> Task
Each record in the listing below is to be duplicated exactly.

> Data to process

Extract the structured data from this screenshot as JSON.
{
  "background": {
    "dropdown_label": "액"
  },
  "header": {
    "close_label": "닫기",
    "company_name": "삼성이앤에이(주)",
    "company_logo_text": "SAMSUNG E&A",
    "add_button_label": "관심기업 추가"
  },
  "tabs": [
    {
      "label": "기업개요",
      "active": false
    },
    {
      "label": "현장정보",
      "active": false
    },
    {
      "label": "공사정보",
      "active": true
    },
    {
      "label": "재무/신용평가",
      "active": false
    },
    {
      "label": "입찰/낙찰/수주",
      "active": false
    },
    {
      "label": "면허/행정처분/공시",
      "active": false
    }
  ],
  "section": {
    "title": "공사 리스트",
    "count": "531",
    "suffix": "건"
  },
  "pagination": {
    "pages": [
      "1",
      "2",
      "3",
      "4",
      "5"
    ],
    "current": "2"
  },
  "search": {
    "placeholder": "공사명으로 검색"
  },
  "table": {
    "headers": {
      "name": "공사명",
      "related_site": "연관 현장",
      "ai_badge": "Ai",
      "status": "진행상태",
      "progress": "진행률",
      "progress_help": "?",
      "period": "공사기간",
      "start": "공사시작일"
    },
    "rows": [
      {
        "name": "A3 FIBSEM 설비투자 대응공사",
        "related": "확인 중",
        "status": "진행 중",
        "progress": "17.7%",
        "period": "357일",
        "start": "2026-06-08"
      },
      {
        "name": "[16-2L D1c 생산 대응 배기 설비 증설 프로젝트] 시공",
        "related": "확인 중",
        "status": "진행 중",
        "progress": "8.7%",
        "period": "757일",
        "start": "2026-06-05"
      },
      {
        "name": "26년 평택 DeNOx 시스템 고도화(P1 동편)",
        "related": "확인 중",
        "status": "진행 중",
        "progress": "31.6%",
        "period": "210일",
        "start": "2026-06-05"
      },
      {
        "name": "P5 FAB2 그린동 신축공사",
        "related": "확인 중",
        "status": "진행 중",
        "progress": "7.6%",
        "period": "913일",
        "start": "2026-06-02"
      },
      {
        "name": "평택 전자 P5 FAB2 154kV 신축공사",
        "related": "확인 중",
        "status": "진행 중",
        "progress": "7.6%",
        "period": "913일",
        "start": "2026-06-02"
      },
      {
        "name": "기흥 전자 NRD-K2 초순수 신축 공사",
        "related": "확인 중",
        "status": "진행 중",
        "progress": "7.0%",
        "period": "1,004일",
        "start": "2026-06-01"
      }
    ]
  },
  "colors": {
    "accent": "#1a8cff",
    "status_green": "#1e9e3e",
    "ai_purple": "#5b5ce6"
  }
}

> Answer for this exercise
Extract the structured data from this screenshot as JSON.
{
  "background": {
    "dropdown_label": "액"
  },
  "header": {
    "close_label": "닫기",
    "company_name": "삼성이앤에이(주)",
    "company_logo_text": "SAMSUNG E&A",
    "add_button_label": "관심기업 추가"
  },
  "tabs": [
    {
      "label": "기업개요",
      "active": false
    },
    {
      "label": "현장정보",
      "active": false
    },
    {
      "label": "공사정보",
      "active": true
    },
    {
      "label": "재무/신용평가",
      "active": false
    },
    {
      "label": "입찰/낙찰/수주",
      "active": false
    },
    {
      "label": "면허/행정처분/공시",
      "active": false
    }
  ],
  "section": {
    "title": "공사 리스트",
    "count": "531",
    "suffix": "건"
  },
  "pagination": {
    "pages": [
      "1",
      "2",
      "3",
      "4",
      "5"
    ],
    "current": "2"
  },
  "search": {
    "placeholder": "공사명으로 검색"
  },
  "table": {
    "headers": {
      "name": "공사명",
      "related_site": "연관 현장",
      "ai_badge": "Ai",
      "status": "진행상태",
      "progress": "진행률",
      "progress_help": "?",
      "period": "공사기간",
      "start": "공사시작일"
    },
    "rows": [
      {
        "name": "A3 FIBSEM 설비투자 대응공사",
        "related": "확인 중",
        "status": "진행 중",
        "progress": "17.7%",
        "period": "357일",
        "start": "2026-06-08"
      },
      {
        "name": "[16-2L D1c 생산 대응 배기 설비 증설 프로젝트] 시공",
        "related": "확인 중",
        "status": "진행 중",
        "progress": "8.7%",
        "period": "757일",
        "start": "2026-06-05"
      },
      {
        "name": "26년 평택 DeNOx 시스템 고도화(P1 동편)",
        "related": "확인 중",
        "status": "진행 중",
        "progress": "31.6%",
        "period": "210일",
        "start": "2026-06-05"
      },
      {
        "name": "P5 FAB2 그린동 신축공사",
        "related": "확인 중",
        "status": "진행 중",
        "progress": "7.6%",
        "period": "913일",
        "start": "2026-06-02"
      },
      {
        "name": "평택 전자 P5 FAB2 154kV 신축공사",
        "related": "확인 중",
        "status": "진행 중",
        "progress": "7.6%",
        "period": "913일",
        "start": "2026-06-02"
      },
      {
        "name": "기흥 전자 NRD-K2 초순수 신축 공사",
        "related": "확인 중",
        "status": "진행 중",
        "progress": "7.0%",
        "period": "1,004일",
        "start": "2026-06-01"
      }
    ]
  },
  "colors": {
    "accent": "#1a8cff",
    "status_green": "#1e9e3e",
    "ai_purple": "#5b5ce6"
  }
}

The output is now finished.